> **Data for this exercise**
+===+
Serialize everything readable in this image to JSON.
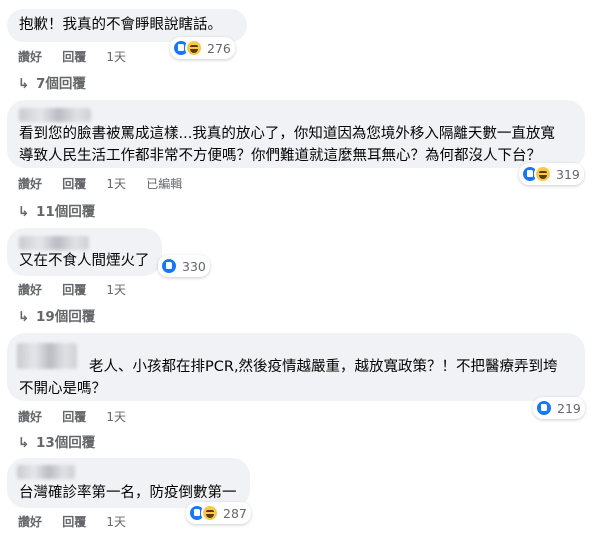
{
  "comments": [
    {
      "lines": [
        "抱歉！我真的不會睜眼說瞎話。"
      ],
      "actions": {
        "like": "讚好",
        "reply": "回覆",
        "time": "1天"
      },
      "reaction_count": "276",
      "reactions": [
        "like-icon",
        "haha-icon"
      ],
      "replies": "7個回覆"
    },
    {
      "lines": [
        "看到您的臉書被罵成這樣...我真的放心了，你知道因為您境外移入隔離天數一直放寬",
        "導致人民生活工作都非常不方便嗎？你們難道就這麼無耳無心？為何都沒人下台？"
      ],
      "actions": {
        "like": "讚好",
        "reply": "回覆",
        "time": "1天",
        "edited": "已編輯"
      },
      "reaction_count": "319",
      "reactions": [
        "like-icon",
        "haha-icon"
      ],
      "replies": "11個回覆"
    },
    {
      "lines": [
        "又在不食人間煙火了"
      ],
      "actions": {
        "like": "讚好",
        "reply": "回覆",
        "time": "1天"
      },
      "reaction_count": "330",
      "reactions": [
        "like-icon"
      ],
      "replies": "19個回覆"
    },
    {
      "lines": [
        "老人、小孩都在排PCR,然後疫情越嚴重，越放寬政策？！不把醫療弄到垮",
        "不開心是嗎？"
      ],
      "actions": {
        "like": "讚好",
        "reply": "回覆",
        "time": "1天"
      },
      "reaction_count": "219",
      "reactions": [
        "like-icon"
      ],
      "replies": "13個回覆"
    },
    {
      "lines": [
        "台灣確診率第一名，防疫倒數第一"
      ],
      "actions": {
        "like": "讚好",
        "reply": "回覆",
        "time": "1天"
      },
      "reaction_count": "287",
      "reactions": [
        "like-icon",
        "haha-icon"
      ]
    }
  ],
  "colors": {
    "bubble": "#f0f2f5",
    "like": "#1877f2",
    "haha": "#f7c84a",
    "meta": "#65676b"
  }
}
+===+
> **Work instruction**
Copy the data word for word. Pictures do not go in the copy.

> **Result of this task**
Serialize everything readable in this image to JSON.
{
  "comments": [
    {
      "lines": [
        "抱歉！我真的不會睜眼說瞎話。"
      ],
      "actions": {
        "like": "讚好",
        "reply": "回覆",
        "time": "1天"
      },
      "reaction_count": "276",
      "reactions": [
        "like-icon",
        "haha-icon"
      ],
      "replies": "7個回覆"
    },
    {
      "lines": [
        "看到您的臉書被罵成這樣...我真的放心了，你知道因為您境外移入隔離天數一直放寬",
        "導致人民生活工作都非常不方便嗎？你們難道就這麼無耳無心？為何都沒人下台？"
      ],
      "actions": {
        "like": "讚好",
        "reply": "回覆",
        "time": "1天",
        "edited": "已編輯"
      },
      "reaction_count": "319",
      "reactions": [
        "like-icon",
        "haha-icon"
      ],
      "replies": "11個回覆"
    },
    {
      "lines": [
        "又在不食人間煙火了"
      ],
      "actions": {
        "like": "讚好",
        "reply": "回覆",
        "time": "1天"
      },
      "reaction_count": "330",
      "reactions": [
        "like-icon"
      ],
      "replies": "19個回覆"
    },
    {
      "lines": [
        "老人、小孩都在排PCR,然後疫情越嚴重，越放寬政策？！不把醫療弄到垮",
        "不開心是嗎？"
      ],
      "actions": {
        "like": "讚好",
        "reply": "回覆",
        "time": "1天"
      },
      "reaction_count": "219",
      "reactions": [
        "like-icon"
      ],
      "replies": "13個回覆"
    },
    {
      "lines": [
        "台灣確診率第一名，防疫倒數第一"
      ],
      "actions": {
        "like": "讚好",
        "reply": "回覆",
        "time": "1天"
      },
      "reaction_count": "287",
      "reactions": [
        "like-icon",
        "haha-icon"
      ]
    }
  ],
  "colors": {
    "bubble": "#f0f2f5",
    "like": "#1877f2",
    "haha": "#f7c84a",
    "meta": "#65676b"
  }
}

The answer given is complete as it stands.